→ **Problem statement**: Task for the records below: count the lines that contain the word "true" and give only that number.

________________________

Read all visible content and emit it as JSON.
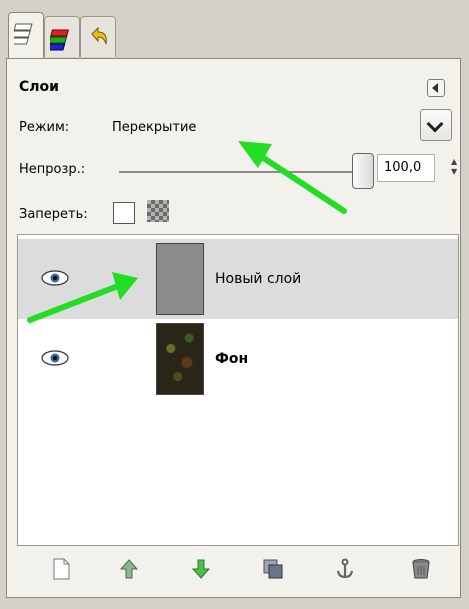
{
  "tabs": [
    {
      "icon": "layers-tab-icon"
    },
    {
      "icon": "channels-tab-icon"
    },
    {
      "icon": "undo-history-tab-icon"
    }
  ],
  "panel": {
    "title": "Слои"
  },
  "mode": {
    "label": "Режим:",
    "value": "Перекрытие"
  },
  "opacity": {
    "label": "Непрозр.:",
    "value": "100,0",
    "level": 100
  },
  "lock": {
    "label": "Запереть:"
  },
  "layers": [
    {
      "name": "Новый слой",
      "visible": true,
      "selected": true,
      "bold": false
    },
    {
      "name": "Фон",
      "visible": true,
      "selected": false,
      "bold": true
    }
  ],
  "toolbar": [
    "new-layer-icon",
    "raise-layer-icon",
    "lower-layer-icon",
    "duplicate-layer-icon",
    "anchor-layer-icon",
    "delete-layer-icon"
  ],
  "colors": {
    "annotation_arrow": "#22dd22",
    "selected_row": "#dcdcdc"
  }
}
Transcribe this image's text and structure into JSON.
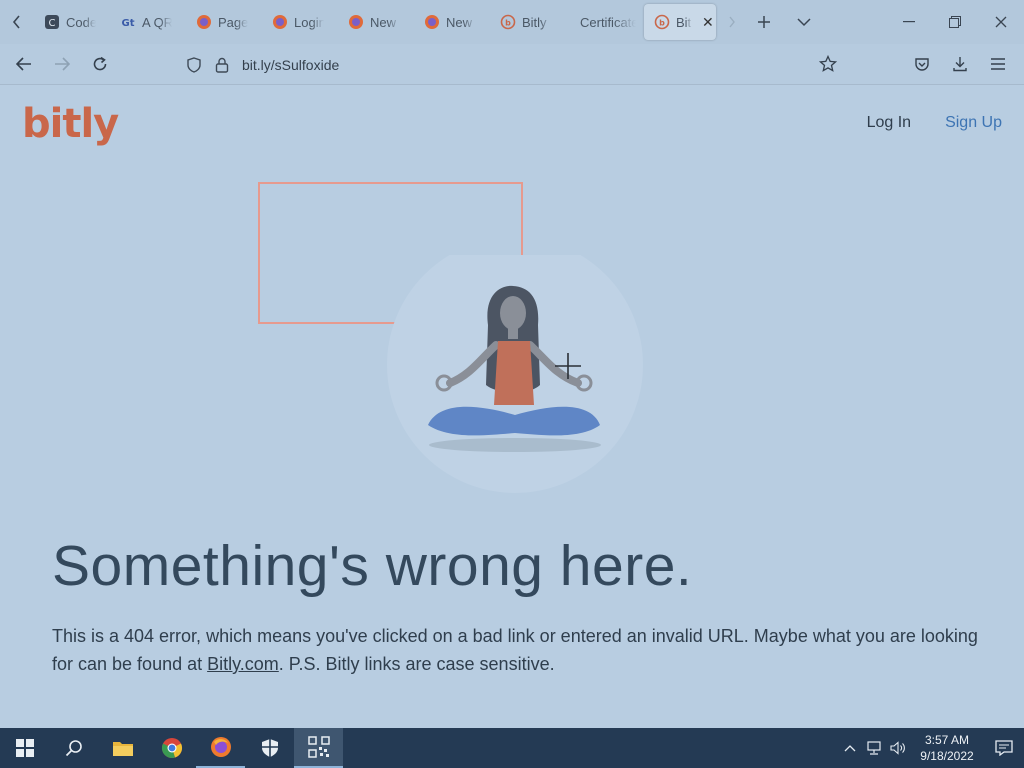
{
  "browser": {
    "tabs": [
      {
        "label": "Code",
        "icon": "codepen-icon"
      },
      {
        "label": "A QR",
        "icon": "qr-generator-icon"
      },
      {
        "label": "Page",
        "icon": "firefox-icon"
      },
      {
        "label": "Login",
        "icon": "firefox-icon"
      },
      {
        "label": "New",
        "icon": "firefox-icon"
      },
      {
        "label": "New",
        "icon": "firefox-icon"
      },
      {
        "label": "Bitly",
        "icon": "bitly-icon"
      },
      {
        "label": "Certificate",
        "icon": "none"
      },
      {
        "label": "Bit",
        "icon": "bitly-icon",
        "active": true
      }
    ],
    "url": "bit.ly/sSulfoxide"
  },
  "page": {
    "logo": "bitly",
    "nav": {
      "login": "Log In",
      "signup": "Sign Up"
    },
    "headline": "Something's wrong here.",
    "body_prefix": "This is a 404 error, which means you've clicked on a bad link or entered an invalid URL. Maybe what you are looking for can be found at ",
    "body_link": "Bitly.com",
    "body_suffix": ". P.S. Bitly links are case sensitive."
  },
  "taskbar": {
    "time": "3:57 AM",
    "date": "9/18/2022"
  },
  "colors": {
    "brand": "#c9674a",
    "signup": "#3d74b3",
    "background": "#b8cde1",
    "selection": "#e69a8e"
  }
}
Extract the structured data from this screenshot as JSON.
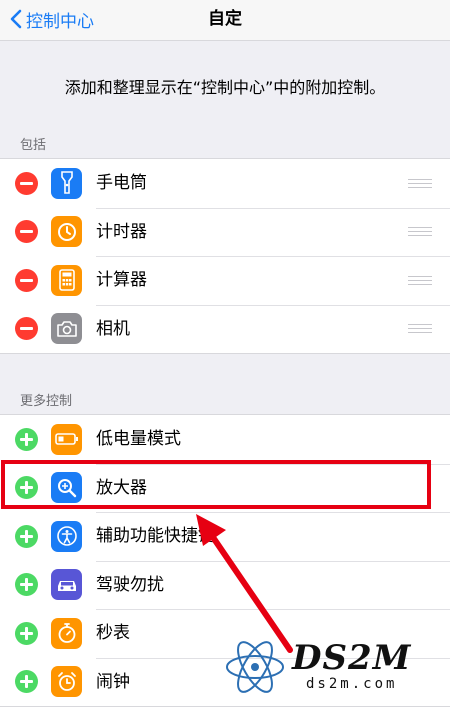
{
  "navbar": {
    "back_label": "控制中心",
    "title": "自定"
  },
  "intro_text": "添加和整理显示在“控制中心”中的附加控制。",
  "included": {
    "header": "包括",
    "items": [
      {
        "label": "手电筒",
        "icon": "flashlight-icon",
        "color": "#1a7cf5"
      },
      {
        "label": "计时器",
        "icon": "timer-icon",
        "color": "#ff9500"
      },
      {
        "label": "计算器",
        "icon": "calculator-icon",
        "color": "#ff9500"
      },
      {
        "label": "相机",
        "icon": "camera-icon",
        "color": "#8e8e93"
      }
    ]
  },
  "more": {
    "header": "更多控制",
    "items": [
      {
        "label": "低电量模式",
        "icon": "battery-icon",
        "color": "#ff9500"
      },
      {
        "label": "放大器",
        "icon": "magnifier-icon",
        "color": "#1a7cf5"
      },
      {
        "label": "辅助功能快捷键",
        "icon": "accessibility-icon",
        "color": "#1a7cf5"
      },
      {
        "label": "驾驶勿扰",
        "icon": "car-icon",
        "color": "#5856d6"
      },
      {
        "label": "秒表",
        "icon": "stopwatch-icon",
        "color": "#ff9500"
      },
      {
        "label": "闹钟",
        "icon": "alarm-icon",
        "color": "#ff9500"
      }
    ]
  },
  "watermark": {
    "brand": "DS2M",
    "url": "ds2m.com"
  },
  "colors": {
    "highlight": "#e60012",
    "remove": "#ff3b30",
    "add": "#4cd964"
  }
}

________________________

→ **Output for this exercise**: 5